In the records below, find each line with the word "盐城市福林园林景观有限公司" and copy it.

== Segment start ==

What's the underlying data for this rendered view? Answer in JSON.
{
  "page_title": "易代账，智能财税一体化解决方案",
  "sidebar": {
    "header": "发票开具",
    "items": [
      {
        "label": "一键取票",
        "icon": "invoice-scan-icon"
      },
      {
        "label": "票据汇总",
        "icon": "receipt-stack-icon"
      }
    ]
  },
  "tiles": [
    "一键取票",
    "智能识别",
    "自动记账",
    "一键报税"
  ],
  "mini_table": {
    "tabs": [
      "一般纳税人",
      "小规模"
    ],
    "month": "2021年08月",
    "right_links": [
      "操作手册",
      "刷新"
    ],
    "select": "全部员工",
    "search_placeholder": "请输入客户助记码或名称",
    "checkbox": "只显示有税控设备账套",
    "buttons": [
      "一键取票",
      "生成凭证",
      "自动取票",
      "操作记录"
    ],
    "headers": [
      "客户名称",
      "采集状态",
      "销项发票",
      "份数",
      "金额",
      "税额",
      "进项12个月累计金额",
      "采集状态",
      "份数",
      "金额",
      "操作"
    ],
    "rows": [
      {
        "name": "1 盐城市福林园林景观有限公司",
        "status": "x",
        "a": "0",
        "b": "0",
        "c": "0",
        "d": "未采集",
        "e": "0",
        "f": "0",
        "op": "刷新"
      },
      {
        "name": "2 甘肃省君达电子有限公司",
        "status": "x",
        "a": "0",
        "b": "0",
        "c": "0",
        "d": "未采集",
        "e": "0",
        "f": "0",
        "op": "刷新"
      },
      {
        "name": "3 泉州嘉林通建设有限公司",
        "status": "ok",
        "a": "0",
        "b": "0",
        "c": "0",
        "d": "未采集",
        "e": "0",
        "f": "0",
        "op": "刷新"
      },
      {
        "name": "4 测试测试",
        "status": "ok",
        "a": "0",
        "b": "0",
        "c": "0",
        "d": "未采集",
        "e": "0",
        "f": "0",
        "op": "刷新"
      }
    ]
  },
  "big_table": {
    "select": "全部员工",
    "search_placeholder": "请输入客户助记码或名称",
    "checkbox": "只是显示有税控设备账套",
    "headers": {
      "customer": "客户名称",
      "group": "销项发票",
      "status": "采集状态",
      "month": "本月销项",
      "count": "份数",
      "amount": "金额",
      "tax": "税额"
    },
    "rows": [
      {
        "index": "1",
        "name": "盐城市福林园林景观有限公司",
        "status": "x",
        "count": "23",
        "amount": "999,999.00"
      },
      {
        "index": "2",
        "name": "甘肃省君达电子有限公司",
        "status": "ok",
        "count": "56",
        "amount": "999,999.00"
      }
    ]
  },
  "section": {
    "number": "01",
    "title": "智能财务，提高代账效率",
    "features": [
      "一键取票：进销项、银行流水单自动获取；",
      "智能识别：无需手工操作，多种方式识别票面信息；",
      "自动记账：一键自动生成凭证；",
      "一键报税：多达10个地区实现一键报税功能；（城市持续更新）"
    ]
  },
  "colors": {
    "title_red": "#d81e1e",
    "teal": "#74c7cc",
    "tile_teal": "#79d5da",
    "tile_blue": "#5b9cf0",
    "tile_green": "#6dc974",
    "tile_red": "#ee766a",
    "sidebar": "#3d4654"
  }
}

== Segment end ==

ANSWER SPACE
        "name": "1 盐城市福林园林景观有限公司",
        "name": "盐城市福林园林景观有限公司",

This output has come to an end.